Portada: What plans do you have for 2015 multicultural marketing and advertising? Xavier Turpin: “We have an exciting plan for next year. Broader culturally relevant communications, great tasting products and fun and engaging promotions.”
The AHAA has released preliminary findings on a new study about the Hispanic community with different marketing approaches to mining growth from Hispanic and multicultural segments. The results are based on 321 online surveys of marketing professionals from client-side, general and multicultural specialized ad agencies, media buying agencies, public relations and consulting firms.
Nine in 10 executives believe the primary purpose of a Total Market Strategy is to balance effectiveness with efficiency. As such, two main models have emerged:

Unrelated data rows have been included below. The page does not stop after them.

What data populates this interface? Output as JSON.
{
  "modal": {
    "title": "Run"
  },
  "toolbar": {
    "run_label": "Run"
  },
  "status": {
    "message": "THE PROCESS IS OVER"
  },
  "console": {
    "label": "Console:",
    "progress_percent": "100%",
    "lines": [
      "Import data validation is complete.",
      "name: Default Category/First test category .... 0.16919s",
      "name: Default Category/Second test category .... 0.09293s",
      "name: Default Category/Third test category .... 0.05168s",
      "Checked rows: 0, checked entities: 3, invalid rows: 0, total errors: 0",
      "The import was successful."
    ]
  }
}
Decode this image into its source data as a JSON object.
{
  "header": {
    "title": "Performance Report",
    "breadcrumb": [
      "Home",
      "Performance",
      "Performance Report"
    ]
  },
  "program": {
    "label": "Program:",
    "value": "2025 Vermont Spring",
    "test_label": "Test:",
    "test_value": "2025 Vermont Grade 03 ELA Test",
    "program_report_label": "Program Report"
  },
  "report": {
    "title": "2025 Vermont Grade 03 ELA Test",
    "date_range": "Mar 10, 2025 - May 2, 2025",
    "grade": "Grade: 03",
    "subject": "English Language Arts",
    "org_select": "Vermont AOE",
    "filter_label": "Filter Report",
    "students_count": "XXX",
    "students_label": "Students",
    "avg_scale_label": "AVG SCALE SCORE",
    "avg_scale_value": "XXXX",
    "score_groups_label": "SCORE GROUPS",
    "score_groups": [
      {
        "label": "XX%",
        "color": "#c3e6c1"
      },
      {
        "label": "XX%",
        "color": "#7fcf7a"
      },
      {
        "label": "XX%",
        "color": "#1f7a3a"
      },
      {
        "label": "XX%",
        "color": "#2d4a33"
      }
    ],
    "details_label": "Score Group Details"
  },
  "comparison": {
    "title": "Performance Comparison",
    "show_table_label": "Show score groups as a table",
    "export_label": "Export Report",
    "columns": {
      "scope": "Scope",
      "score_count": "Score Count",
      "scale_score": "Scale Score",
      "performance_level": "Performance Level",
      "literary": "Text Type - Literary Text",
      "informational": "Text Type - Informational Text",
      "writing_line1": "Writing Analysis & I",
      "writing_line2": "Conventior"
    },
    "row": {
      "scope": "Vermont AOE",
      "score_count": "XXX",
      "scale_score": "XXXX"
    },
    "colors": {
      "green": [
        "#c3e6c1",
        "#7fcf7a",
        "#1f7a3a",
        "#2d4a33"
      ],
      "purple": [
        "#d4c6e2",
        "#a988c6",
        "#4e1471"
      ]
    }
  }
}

Integration, where Multicultural is integrated into every step of the business process and marketing execution to fully take advantage of growth potential across Hispanic, Multicultural, Millennial & Caucasian. With an integration strategy, marketers approach the market in totality as well as in segments to ensure that nuanced needs & opportunities are effectively addressed across 360 strategies-tactics.
Adaptation, where the same idea is adapted to different audiences using the same budget to reach all the segments. With an adaptation strategy, marketers utilize less targeting to particular ethnic consumers, leveraging broader strategies that will appeal to all in new multicultural marketplace.
Currently, 54 percent of advertisers are implementing some form of Total Market Strategy. Of these, half are applying it company-wide, while the other half is executing at a department level. More than half of marketers surveyed believe TM Strategy will ultimately benefit their company, while 44 percent are concerned about implementation.
Of the 46 percent not employing a Total Market Strategy, 15 percent are planning to implement in 2014. Nearly half are exploring various total market models but are unsure of its implementation in the future, while 36 percent have not thought of utilizing this approach and just 3 percent have decided against pursuing it altogether.
Selective across brands with Advertising
Companies are in various stages of implementing Total Market Strategy with the majority employing this approach for select brands (54 percent). More than a third has applied a Total Market Strategy across all company brands, and 15 percent are testing the concept on one brand. Few companies spread the total market function throughout the company with two out of three relying on brand champions or multicultural centers of excellence.
The bulk of Total Market Strategies are being executed in advertising with 84 percent in ad messaging and 78 and 65 percent across media buying and media planning respectively. Finally, between 43 and 65 percent of marketers also are employing Total Market Strategies across promotional, communication and digital vehicles.
According to the AHAA, 66 percent of the companies surveyed who are utilizing a Total Market Strategy, have reported incremental results in increased market share, efficiency, and revenue growth, among others.
While 27 percent are still testing and measuring, more than half of companies surveyed revealed they are various stages of expanding their total market initiatives.
Marketing strategies are under great scrutiny in response to the explosive growth of multicultural populations. As many companies seek to reconcile and recalibrate efforts toward multiple market segments, questions arise with regards to the potential of defining and addressing a Total Market Strategy.
To finish, the AHAA says that “However, the “Total Market” approach is largely misunderstood and is used as a catchphrase for various marketing strategies. The marketing industry is ripe for a more uniform definition of Total Market Strategy, and there is a tremendous need to continue studying this marketing strategy in order to share guidelines and criteria for proper implementation.”